Data records for software interfaces
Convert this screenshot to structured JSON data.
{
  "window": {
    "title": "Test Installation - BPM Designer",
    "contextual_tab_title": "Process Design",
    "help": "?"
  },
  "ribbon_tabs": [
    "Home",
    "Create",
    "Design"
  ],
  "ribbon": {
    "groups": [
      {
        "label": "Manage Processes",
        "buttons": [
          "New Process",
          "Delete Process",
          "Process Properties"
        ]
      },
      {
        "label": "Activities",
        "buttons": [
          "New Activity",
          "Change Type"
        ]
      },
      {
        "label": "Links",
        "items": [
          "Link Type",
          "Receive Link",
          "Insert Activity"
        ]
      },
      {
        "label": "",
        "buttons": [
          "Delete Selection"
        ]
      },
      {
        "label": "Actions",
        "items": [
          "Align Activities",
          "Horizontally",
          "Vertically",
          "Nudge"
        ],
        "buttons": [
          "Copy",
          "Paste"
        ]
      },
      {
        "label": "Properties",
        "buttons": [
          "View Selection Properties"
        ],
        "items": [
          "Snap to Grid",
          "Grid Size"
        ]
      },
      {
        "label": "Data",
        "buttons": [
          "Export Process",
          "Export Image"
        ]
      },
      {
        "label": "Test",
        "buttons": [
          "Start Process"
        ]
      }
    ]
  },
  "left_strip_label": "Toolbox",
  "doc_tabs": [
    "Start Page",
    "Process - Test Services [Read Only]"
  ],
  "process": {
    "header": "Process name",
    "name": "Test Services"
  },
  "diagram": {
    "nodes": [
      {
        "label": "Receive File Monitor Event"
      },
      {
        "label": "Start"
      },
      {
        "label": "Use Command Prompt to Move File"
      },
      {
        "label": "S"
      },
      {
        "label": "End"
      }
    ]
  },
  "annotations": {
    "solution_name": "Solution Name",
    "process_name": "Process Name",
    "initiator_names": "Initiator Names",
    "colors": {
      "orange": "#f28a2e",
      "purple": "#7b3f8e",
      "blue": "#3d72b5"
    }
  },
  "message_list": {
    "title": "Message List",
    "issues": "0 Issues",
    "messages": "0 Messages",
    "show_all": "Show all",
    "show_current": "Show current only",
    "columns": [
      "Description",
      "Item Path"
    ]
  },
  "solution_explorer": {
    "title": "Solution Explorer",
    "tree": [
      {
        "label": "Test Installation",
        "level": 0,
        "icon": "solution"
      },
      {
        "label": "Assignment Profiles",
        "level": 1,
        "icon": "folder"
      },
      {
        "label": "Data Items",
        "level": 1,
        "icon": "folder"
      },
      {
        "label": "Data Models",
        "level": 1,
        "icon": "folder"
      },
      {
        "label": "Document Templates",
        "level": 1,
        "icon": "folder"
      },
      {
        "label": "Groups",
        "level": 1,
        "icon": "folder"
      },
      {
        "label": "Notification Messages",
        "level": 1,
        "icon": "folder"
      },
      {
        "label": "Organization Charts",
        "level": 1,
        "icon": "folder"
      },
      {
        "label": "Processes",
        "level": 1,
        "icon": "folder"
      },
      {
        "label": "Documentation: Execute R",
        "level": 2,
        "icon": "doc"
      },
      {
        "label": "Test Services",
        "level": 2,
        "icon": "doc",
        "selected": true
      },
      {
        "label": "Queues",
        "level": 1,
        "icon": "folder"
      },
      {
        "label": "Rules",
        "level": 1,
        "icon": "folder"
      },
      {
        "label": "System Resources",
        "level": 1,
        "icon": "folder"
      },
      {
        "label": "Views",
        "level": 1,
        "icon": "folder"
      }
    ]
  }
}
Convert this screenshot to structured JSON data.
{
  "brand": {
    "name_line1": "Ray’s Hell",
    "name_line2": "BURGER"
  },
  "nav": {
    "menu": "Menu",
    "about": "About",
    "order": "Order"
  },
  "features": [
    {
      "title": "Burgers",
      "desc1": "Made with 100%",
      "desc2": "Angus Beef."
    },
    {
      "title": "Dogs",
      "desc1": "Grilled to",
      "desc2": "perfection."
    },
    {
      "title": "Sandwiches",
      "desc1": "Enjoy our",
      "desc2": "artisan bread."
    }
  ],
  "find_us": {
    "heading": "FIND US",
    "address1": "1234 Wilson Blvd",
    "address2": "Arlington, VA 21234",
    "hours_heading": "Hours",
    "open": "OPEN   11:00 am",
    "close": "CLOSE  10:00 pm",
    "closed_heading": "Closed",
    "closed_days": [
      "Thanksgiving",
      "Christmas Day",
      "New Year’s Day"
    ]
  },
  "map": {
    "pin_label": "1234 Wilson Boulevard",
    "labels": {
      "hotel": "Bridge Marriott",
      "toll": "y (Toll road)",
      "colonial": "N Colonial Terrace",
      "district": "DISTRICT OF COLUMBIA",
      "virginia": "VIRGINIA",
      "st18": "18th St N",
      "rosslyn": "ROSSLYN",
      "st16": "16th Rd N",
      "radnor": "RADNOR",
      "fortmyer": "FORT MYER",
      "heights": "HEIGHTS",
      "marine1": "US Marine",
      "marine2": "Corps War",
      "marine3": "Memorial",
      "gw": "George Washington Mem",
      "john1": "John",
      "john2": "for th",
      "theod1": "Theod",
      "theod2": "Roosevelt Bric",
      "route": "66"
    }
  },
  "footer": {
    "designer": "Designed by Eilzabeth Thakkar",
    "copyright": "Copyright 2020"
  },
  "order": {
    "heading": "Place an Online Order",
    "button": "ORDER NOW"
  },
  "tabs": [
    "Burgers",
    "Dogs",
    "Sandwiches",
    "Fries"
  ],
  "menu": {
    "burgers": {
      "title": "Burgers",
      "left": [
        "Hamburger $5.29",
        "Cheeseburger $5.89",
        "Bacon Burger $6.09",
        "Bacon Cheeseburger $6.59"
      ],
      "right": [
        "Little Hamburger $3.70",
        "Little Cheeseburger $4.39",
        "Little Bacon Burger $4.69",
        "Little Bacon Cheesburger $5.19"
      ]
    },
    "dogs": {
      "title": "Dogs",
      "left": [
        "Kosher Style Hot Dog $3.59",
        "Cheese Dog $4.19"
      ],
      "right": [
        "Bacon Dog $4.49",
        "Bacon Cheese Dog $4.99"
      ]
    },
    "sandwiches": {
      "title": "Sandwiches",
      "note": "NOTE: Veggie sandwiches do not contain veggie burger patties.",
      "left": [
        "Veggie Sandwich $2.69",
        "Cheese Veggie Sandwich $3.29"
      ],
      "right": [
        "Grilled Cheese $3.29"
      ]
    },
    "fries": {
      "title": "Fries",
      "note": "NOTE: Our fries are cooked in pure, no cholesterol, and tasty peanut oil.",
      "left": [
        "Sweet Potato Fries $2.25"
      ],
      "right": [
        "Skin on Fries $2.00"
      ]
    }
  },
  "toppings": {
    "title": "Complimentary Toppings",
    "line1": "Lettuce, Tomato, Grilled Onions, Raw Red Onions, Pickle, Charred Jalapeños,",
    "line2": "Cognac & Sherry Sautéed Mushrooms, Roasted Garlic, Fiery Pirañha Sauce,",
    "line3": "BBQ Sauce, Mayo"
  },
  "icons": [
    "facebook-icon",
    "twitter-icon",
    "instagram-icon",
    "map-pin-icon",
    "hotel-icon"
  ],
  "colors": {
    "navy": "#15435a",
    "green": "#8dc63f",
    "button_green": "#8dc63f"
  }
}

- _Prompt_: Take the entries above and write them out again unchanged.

- _Expected answer_:
Convert this screenshot to structured JSON data.
{
  "window": {
    "title": "Test Installation - BPM Designer",
    "contextual_tab_title": "Process Design",
    "help": "?"
  },
  "ribbon_tabs": [
    "Home",
    "Create",
    "Design"
  ],
  "ribbon": {
    "groups": [
      {
        "label": "Manage Processes",
        "buttons": [
          "New Process",
          "Delete Process",
          "Process Properties"
        ]
      },
      {
        "label": "Activities",
        "buttons": [
          "New Activity",
          "Change Type"
        ]
      },
      {
        "label": "Links",
        "items": [
          "Link Type",
          "Receive Link",
          "Insert Activity"
        ]
      },
      {
        "label": "",
        "buttons": [
          "Delete Selection"
        ]
      },
      {
        "label": "Actions",
        "items": [
          "Align Activities",
          "Horizontally",
          "Vertically",
          "Nudge"
        ],
        "buttons": [
          "Copy",
          "Paste"
        ]
      },
      {
        "label": "Properties",
        "buttons": [
          "View Selection Properties"
        ],
        "items": [
          "Snap to Grid",
          "Grid Size"
        ]
      },
      {
        "label": "Data",
        "buttons": [
          "Export Process",
          "Export Image"
        ]
      },
      {
        "label": "Test",
        "buttons": [
          "Start Process"
        ]
      }
    ]
  },
  "left_strip_label": "Toolbox",
  "doc_tabs": [
    "Start Page",
    "Process - Test Services [Read Only]"
  ],
  "process": {
    "header": "Process name",
    "name": "Test Services"
  },
  "diagram": {
    "nodes": [
      {
        "label": "Receive File Monitor Event"
      },
      {
        "label": "Start"
      },
      {
        "label": "Use Command Prompt to Move File"
      },
      {
        "label": "S"
      },
      {
        "label": "End"
      }
    ]
  },
  "annotations": {
    "solution_name": "Solution Name",
    "process_name": "Process Name",
    "initiator_names": "Initiator Names",
    "colors": {
      "orange": "#f28a2e",
      "purple": "#7b3f8e",
      "blue": "#3d72b5"
    }
  },
  "message_list": {
    "title": "Message List",
    "issues": "0 Issues",
    "messages": "0 Messages",
    "show_all": "Show all",
    "show_current": "Show current only",
    "columns": [
      "Description",
      "Item Path"
    ]
  },
  "solution_explorer": {
    "title": "Solution Explorer",
    "tree": [
      {
        "label": "Test Installation",
        "level": 0,
        "icon": "solution"
      },
      {
        "label": "Assignment Profiles",
        "level": 1,
        "icon": "folder"
      },
      {
        "label": "Data Items",
        "level": 1,
        "icon": "folder"
      },
      {
        "label": "Data Models",
        "level": 1,
        "icon": "folder"
      },
      {
        "label": "Document Templates",
        "level": 1,
        "icon": "folder"
      },
      {
        "label": "Groups",
        "level": 1,
        "icon": "folder"
      },
      {
        "label": "Notification Messages",
        "level": 1,
        "icon": "folder"
      },
      {
        "label": "Organization Charts",
        "level": 1,
        "icon": "folder"
      },
      {
        "label": "Processes",
        "level": 1,
        "icon": "folder"
      },
      {
        "label": "Documentation: Execute R",
        "level": 2,
        "icon": "doc"
      },
      {
        "label": "Test Services",
        "level": 2,
        "icon": "doc",
        "selected": true
      },
      {
        "label": "Queues",
        "level": 1,
        "icon": "folder"
      },
      {
        "label": "Rules",
        "level": 1,
        "icon": "folder"
      },
      {
        "label": "System Resources",
        "level": 1,
        "icon": "folder"
      },
      {
        "label": "Views",
        "level": 1,
        "icon": "folder"
      }
    ]
  }
}
Convert this screenshot to structured JSON data.
{
  "brand": {
    "name_line1": "Ray’s Hell",
    "name_line2": "BURGER"
  },
  "nav": {
    "menu": "Menu",
    "about": "About",
    "order": "Order"
  },
  "features": [
    {
      "title": "Burgers",
      "desc1": "Made with 100%",
      "desc2": "Angus Beef."
    },
    {
      "title": "Dogs",
      "desc1": "Grilled to",
      "desc2": "perfection."
    },
    {
      "title": "Sandwiches",
      "desc1": "Enjoy our",
      "desc2": "artisan bread."
    }
  ],
  "find_us": {
    "heading": "FIND US",
    "address1": "1234 Wilson Blvd",
    "address2": "Arlington, VA 21234",
    "hours_heading": "Hours",
    "open": "OPEN   11:00 am",
    "close": "CLOSE  10:00 pm",
    "closed_heading": "Closed",
    "closed_days": [
      "Thanksgiving",
      "Christmas Day",
      "New Year’s Day"
    ]
  },
  "map": {
    "pin_label": "1234 Wilson Boulevard",
    "labels": {
      "hotel": "Bridge Marriott",
      "toll": "y (Toll road)",
      "colonial": "N Colonial Terrace",
      "district": "DISTRICT OF COLUMBIA",
      "virginia": "VIRGINIA",
      "st18": "18th St N",
      "rosslyn": "ROSSLYN",
      "st16": "16th Rd N",
      "radnor": "RADNOR",
      "fortmyer": "FORT MYER",
      "heights": "HEIGHTS",
      "marine1": "US Marine",
      "marine2": "Corps War",
      "marine3": "Memorial",
      "gw": "George Washington Mem",
      "john1": "John",
      "john2": "for th",
      "theod1": "Theod",
      "theod2": "Roosevelt Bric",
      "route": "66"
    }
  },
  "footer": {
    "designer": "Designed by Eilzabeth Thakkar",
    "copyright": "Copyright 2020"
  },
  "order": {
    "heading": "Place an Online Order",
    "button": "ORDER NOW"
  },
  "tabs": [
    "Burgers",
    "Dogs",
    "Sandwiches",
    "Fries"
  ],
  "menu": {
    "burgers": {
      "title": "Burgers",
      "left": [
        "Hamburger $5.29",
        "Cheeseburger $5.89",
        "Bacon Burger $6.09",
        "Bacon Cheeseburger $6.59"
      ],
      "right": [
        "Little Hamburger $3.70",
        "Little Cheeseburger $4.39",
        "Little Bacon Burger $4.69",
        "Little Bacon Cheesburger $5.19"
      ]
    },
    "dogs": {
      "title": "Dogs",
      "left": [
        "Kosher Style Hot Dog $3.59",
        "Cheese Dog $4.19"
      ],
      "right": [
        "Bacon Dog $4.49",
        "Bacon Cheese Dog $4.99"
      ]
    },
    "sandwiches": {
      "title": "Sandwiches",
      "note": "NOTE: Veggie sandwiches do not contain veggie burger patties.",
      "left": [
        "Veggie Sandwich $2.69",
        "Cheese Veggie Sandwich $3.29"
      ],
      "right": [
        "Grilled Cheese $3.29"
      ]
    },
    "fries": {
      "title": "Fries",
      "note": "NOTE: Our fries are cooked in pure, no cholesterol, and tasty peanut oil.",
      "left": [
        "Sweet Potato Fries $2.25"
      ],
      "right": [
        "Skin on Fries $2.00"
      ]
    }
  },
  "toppings": {
    "title": "Complimentary Toppings",
    "line1": "Lettuce, Tomato, Grilled Onions, Raw Red Onions, Pickle, Charred Jalapeños,",
    "line2": "Cognac & Sherry Sautéed Mushrooms, Roasted Garlic, Fiery Pirañha Sauce,",
    "line3": "BBQ Sauce, Mayo"
  },
  "icons": [
    "facebook-icon",
    "twitter-icon",
    "instagram-icon",
    "map-pin-icon",
    "hotel-icon"
  ],
  "colors": {
    "navy": "#15435a",
    "green": "#8dc63f",
    "button_green": "#8dc63f"
  }
}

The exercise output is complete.